# Assignment:
Write out all records as given; omit images.

# Records for processing:
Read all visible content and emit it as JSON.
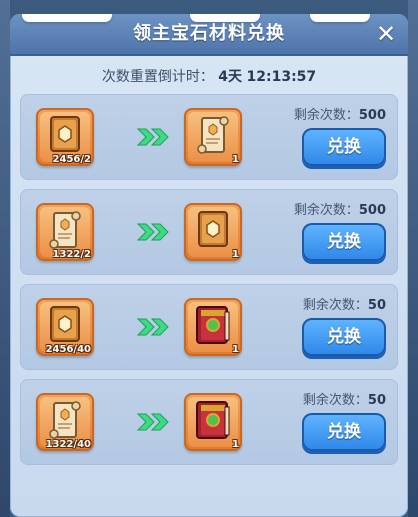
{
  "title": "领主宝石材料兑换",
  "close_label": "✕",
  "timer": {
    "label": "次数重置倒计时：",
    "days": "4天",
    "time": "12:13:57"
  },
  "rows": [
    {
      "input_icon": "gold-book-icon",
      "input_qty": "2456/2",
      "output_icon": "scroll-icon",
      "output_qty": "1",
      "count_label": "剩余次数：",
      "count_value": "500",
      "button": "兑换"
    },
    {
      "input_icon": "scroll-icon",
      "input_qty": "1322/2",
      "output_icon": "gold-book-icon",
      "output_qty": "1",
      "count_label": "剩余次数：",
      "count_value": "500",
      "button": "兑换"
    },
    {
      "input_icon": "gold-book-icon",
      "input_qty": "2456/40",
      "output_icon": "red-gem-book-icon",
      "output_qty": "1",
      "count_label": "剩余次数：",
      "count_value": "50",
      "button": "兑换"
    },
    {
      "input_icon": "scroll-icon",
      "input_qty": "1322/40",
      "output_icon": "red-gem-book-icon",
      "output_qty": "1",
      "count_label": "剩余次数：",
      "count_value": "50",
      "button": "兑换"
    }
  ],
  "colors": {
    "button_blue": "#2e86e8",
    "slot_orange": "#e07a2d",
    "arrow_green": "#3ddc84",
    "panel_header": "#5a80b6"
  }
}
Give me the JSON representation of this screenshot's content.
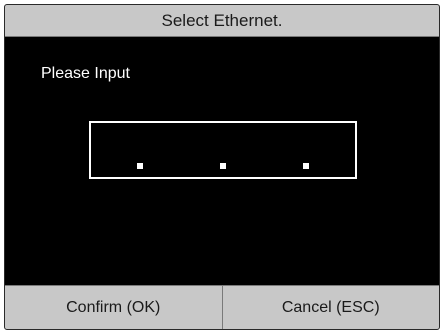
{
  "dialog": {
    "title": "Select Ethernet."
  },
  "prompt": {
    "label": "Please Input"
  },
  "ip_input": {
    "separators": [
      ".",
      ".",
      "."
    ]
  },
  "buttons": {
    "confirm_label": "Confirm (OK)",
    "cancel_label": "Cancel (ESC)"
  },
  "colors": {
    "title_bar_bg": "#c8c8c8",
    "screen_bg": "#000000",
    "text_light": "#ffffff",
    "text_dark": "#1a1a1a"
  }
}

# Task result:
Read all visible content and emit it as JSON.
{
  "title": "领主宝石材料兑换",
  "close_label": "✕",
  "timer": {
    "label": "次数重置倒计时：",
    "days": "4天",
    "time": "12:13:57"
  },
  "rows": [
    {
      "input_icon": "gold-book-icon",
      "input_qty": "2456/2",
      "output_icon": "scroll-icon",
      "output_qty": "1",
      "count_label": "剩余次数：",
      "count_value": "500",
      "button": "兑换"
    },
    {
      "input_icon": "scroll-icon",
      "input_qty": "1322/2",
      "output_icon": "gold-book-icon",
      "output_qty": "1",
      "count_label": "剩余次数：",
      "count_value": "500",
      "button": "兑换"
    },
    {
      "input_icon": "gold-book-icon",
      "input_qty": "2456/40",
      "output_icon": "red-gem-book-icon",
      "output_qty": "1",
      "count_label": "剩余次数：",
      "count_value": "50",
      "button": "兑换"
    },
    {
      "input_icon": "scroll-icon",
      "input_qty": "1322/40",
      "output_icon": "red-gem-book-icon",
      "output_qty": "1",
      "count_label": "剩余次数：",
      "count_value": "50",
      "button": "兑换"
    }
  ],
  "colors": {
    "button_blue": "#2e86e8",
    "slot_orange": "#e07a2d",
    "arrow_green": "#3ddc84",
    "panel_header": "#5a80b6"
  }
}
Give me the JSON representation of this screenshot's content.
{
  "dialog": {
    "title": "Select Ethernet."
  },
  "prompt": {
    "label": "Please Input"
  },
  "ip_input": {
    "separators": [
      ".",
      ".",
      "."
    ]
  },
  "buttons": {
    "confirm_label": "Confirm (OK)",
    "cancel_label": "Cancel (ESC)"
  },
  "colors": {
    "title_bar_bg": "#c8c8c8",
    "screen_bg": "#000000",
    "text_light": "#ffffff",
    "text_dark": "#1a1a1a"
  }
}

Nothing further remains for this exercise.